In the plots we compare EBR, LFR and the baseline (e.g. not doing any transformation on the data) for foreigners with respect to non-foreigners using the feature sets SAVRY, Non-SAVRY and All (their combination).
EBR, ensuring that the base rates are equal between foreigners and non-foreigners in the training data (both groups have the same prevalence of recidivism) reduces this disparity at a similar level with LFR. Moreover, EBR and LFR are effective when using features correlated with recidivism, like the demographic and personal history features present in the Non-SAVRY feature set. Furthermore, we see that the baseline often yields disparity which is not observed for the SAVRY Sum (the simple sum of SAVRY scores) and the Expert evaluations.
What is the impact of equalizing base rates on the area under the curve (AUC)? We found something interesting here: when effective in terms fairness, EBR and LFR experience a drop in terms of AUC: 0.01 for EBR and 0.06 for LFR. For the SAVRY feature set, EBR and LFR are not effective in reducing disparity and their AUC does not drop. In this case, there is a clear trade-off between predictive performance and fairness.
What if we use EBR? It’s simple, it reduces disparity, it doesn’t lose so much in terms of AUC. Well, first of all we use EBR with respect to a protected feature, e.g. foreigner. There is nothing ensuring that it will be fair with respect to sex, national groups, or any other protected feature that we care about. Moreover, by doing mitigation (LFR and EBR) you may end up discriminating even more with respect to other groups or even with under-represented sub-groups (e.g. you may discriminate against the Maghrebi subgroup of the foreigners group)!
Second, using LIME we looked at which features are important for EBR, LFR, and the baseline. With the exception of the SAVRY feature set, ML relies on demographic and personal history features. While doing EBR does not change much, the top 10 important features LFR are mostly SAVRY features.
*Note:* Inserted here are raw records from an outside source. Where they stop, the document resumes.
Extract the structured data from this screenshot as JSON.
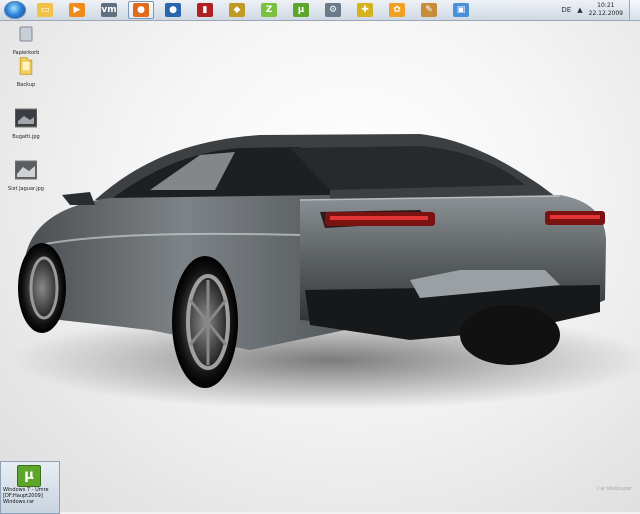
{
  "taskbar": {
    "items": [
      {
        "name": "explorer-icon",
        "glyph": "▭",
        "color": "#f0c24a",
        "active": false
      },
      {
        "name": "media-player-icon",
        "glyph": "▶",
        "color": "#f08a1c",
        "active": false
      },
      {
        "name": "vmware-icon",
        "glyph": "vm",
        "color": "#607080",
        "active": false
      },
      {
        "name": "firefox-icon",
        "glyph": "●",
        "color": "#e26a1b",
        "active": true
      },
      {
        "name": "thunderbird-icon",
        "glyph": "●",
        "color": "#2a66b0",
        "active": false
      },
      {
        "name": "flash-drive-icon",
        "glyph": "▮",
        "color": "#b02020",
        "active": false
      },
      {
        "name": "winamp-icon",
        "glyph": "◆",
        "color": "#c09a22",
        "active": false
      },
      {
        "name": "zip-archiver-icon",
        "glyph": "Z",
        "color": "#7cc040",
        "active": false
      },
      {
        "name": "utorrent-icon",
        "glyph": "µ",
        "color": "#5ea52c",
        "active": false
      },
      {
        "name": "network-tool-icon",
        "glyph": "⚙",
        "color": "#6a7a8a",
        "active": false
      },
      {
        "name": "puzzle-icon",
        "glyph": "✚",
        "color": "#d4b21e",
        "active": false
      },
      {
        "name": "icq-icon",
        "glyph": "✿",
        "color": "#f2a023",
        "active": false
      },
      {
        "name": "feather-icon",
        "glyph": "✎",
        "color": "#c88d3a",
        "active": false
      },
      {
        "name": "remote-desktop-icon",
        "glyph": "▣",
        "color": "#4a90d9",
        "active": false
      }
    ],
    "tray": {
      "language": "DE",
      "time": "10:21",
      "date": "22.12.2009"
    }
  },
  "desktop_icons": [
    {
      "name": "recycle-bin",
      "label": "Papierkorb",
      "type": "recycle"
    },
    {
      "name": "backup-folder",
      "label": "Backup",
      "type": "folder"
    },
    {
      "name": "image-file-1",
      "label": "Bugatti.jpg",
      "type": "image"
    },
    {
      "name": "image-file-2",
      "label": "Sixt Jaguar.jpg",
      "type": "image"
    }
  ],
  "torrent_tile": {
    "caption_line1": "Windows 7 - Umre",
    "caption_line2": "[DF:Haupt2009]",
    "caption_line3": "Windows.rar"
  },
  "watermark": "Car Wallpaper"
}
The star symbol denotes Non-SAVRY features which are mostly related to demographic and personal history features.
Now, rememeber that LFC experienced more AUC drop than EBR. This means that we can’t have good predictive performance and fair outcomes on this problem using machine learning. LFR as our most fair option (in terms of ML) has similar or worse AUC to the simple SAVRY sum of scores or Expert evaluation (human-in-the-loop). Note that in comparison to SAVRY sum, LFR cannot be fair with respect to all protected features (foreigner and sex). Mitigation itself is problematic in this case.
In conclusion, discrimination in ML for juvenile recidivism prediction can be explained partially by the difference in base rates. In addition, the nature of features used for training matters: SAVRY vs Non-SAVRY. Having features correlated with demographics and personal history may accentuate discrimination. Moreover, there are some differences between the ML algorithms, which point out that the ML algorithms may pick of different things when classifying someone as recidivist/non-recidivist.
So the question that policy makers ask themselves is why replace SAVRY with ML under these conditions? What are the areas that are of high risk?
There is a trend in computer science to advocate for neutrality of technology. However, as science in itself is neutral, there is a grey zone in computer science which contains applications which are far from neutral. Take for instance face recognition with all its inherent biases. Recently, companies as Microsoft and Amazon discontinued their work and support on this area. In my opinion, face recognition is just an application of image classification, and the way it has been designed and evaluated had a lot to do and did not care at all about the ethical implications and biases. Which makes me think whether these applications should be designed at all.
Marius Miron BLOG
research, news, machine learning, fairness, bias